Take each line of the data that contains the string "title" and copy it.

Records from a data collection
'''

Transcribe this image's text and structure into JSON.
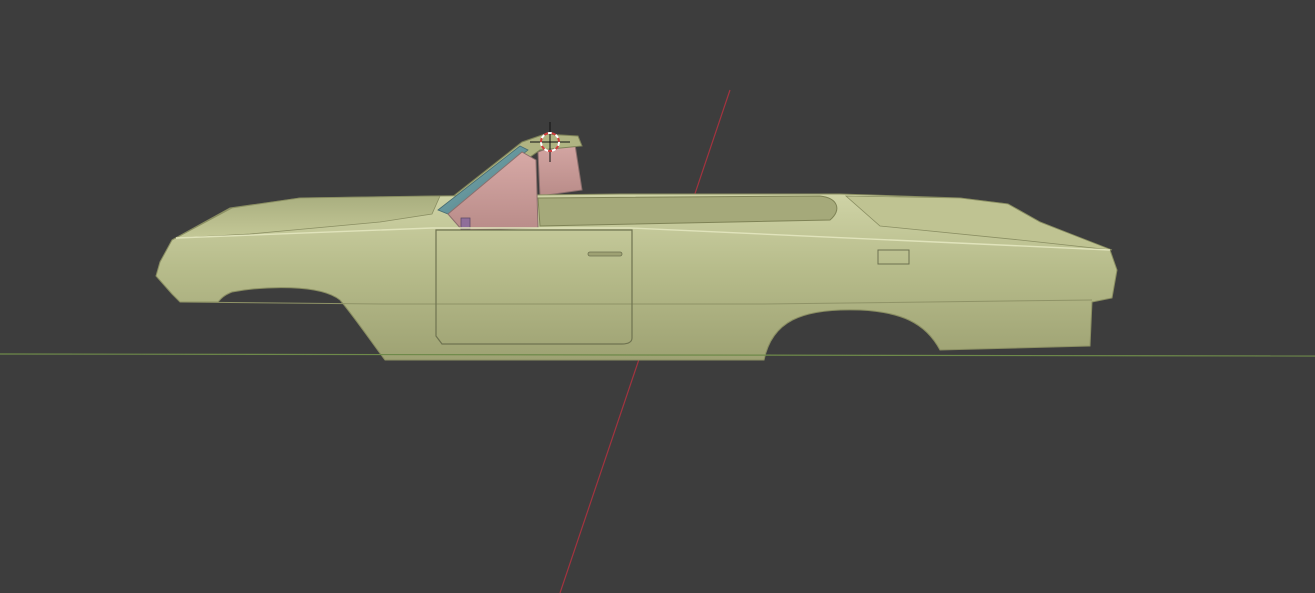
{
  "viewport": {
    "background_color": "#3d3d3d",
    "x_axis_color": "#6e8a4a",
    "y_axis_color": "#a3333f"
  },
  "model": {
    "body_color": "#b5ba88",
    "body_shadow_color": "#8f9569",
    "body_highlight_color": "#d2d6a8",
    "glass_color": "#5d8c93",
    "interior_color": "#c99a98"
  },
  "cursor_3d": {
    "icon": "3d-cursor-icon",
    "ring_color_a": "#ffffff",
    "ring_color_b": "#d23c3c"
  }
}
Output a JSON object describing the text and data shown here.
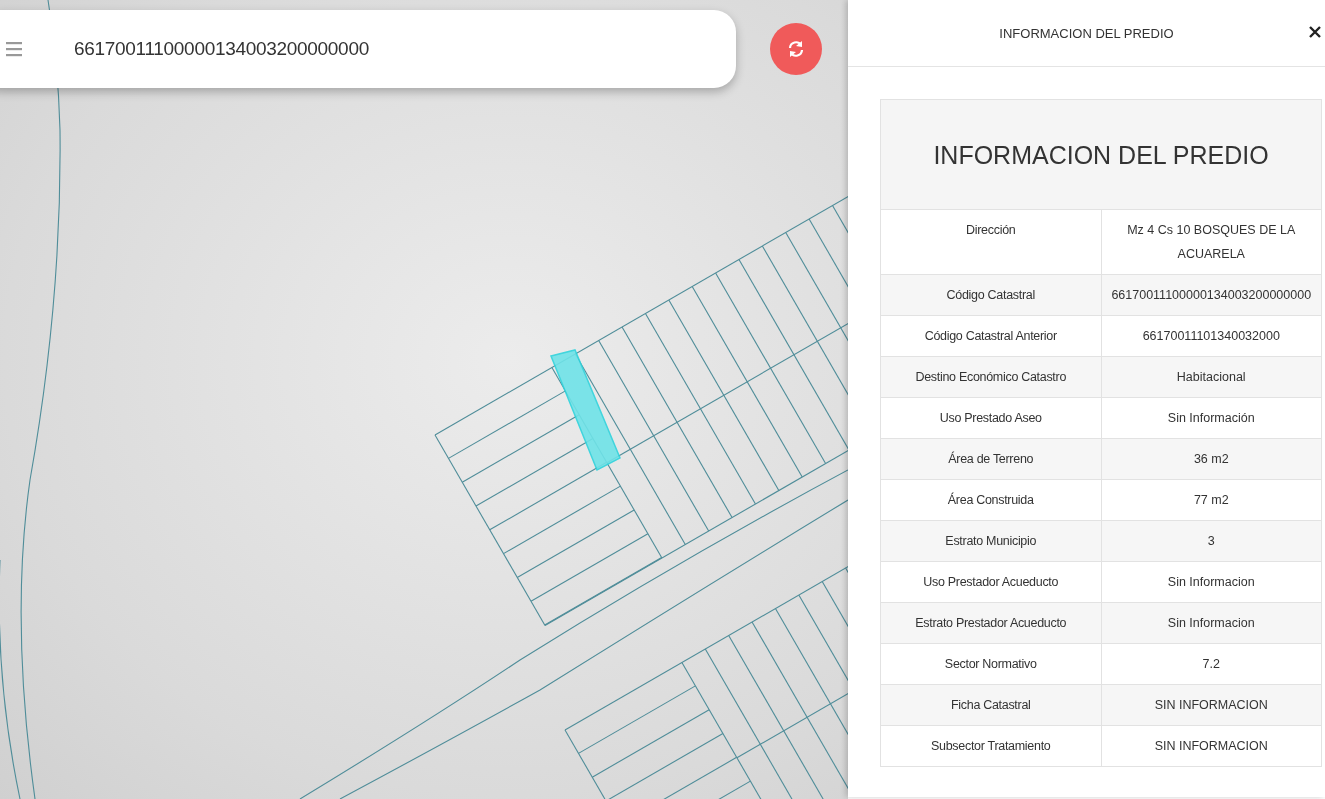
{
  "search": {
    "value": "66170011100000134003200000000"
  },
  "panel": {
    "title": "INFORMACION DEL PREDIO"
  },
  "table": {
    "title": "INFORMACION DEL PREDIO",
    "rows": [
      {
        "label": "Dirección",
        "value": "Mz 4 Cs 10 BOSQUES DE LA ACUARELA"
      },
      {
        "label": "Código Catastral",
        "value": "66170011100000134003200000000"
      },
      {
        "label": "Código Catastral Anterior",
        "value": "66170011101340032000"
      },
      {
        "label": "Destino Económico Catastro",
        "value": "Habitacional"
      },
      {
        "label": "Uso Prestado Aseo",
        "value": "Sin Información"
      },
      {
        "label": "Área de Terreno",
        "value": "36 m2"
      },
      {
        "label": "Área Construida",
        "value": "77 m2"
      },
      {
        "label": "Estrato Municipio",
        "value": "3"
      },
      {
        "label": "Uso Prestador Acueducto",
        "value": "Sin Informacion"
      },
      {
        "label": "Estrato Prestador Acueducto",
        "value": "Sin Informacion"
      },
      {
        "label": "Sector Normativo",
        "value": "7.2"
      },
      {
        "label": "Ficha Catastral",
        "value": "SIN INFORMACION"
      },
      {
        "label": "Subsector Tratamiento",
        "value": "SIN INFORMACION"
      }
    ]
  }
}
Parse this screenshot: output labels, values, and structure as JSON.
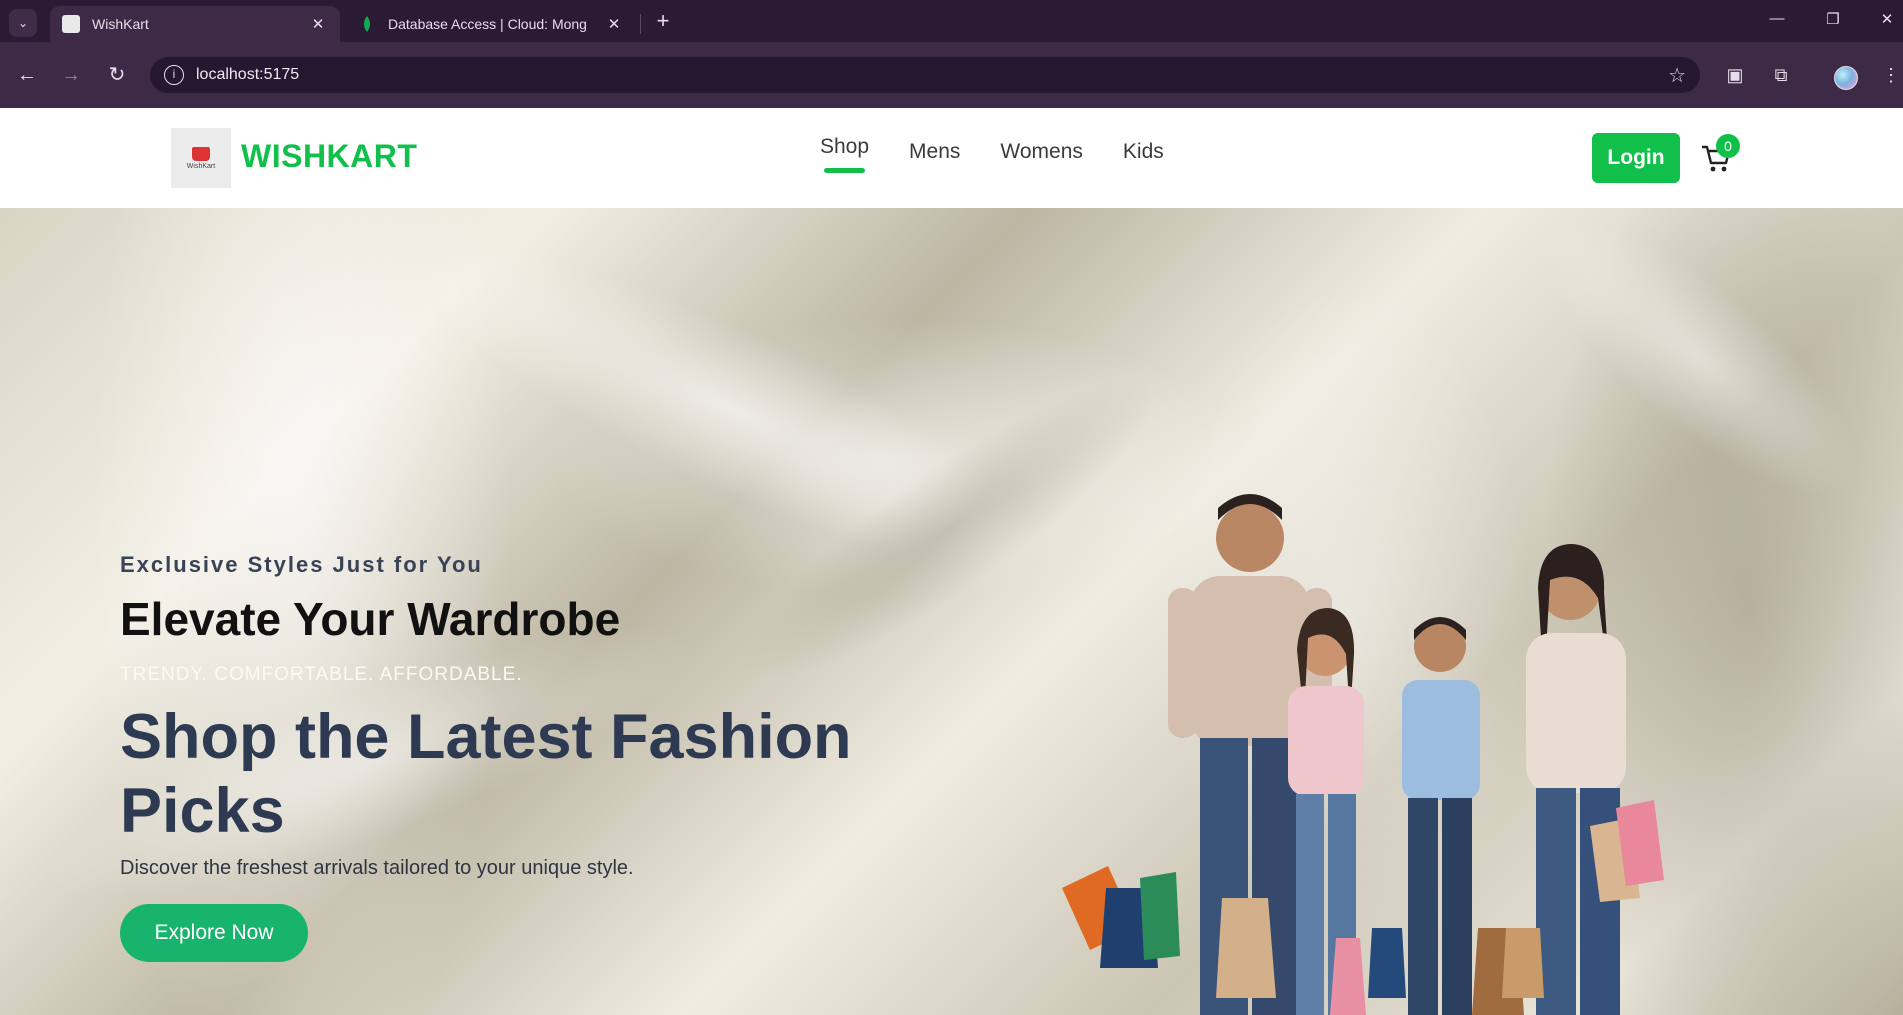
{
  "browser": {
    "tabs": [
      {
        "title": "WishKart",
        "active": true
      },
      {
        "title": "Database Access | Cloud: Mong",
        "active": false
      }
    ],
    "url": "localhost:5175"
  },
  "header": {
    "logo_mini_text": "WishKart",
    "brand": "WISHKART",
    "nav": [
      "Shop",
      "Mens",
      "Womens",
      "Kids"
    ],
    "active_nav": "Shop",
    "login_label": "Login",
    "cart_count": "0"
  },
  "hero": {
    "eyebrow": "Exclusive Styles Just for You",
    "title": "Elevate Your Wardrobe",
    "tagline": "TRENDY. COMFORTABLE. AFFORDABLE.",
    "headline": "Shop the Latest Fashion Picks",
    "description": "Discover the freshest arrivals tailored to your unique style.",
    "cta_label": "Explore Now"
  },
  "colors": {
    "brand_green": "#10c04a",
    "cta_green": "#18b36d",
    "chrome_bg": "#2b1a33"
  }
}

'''

* WRITTEN ANSWER *
    "title": "INFORMACION DEL PREDIO"
    "title": "INFORMACION DEL PREDIO",
        "title": "WishKart",
        "title": "Database Access | Cloud: Mong",
    "title": "Elevate Your Wardrobe",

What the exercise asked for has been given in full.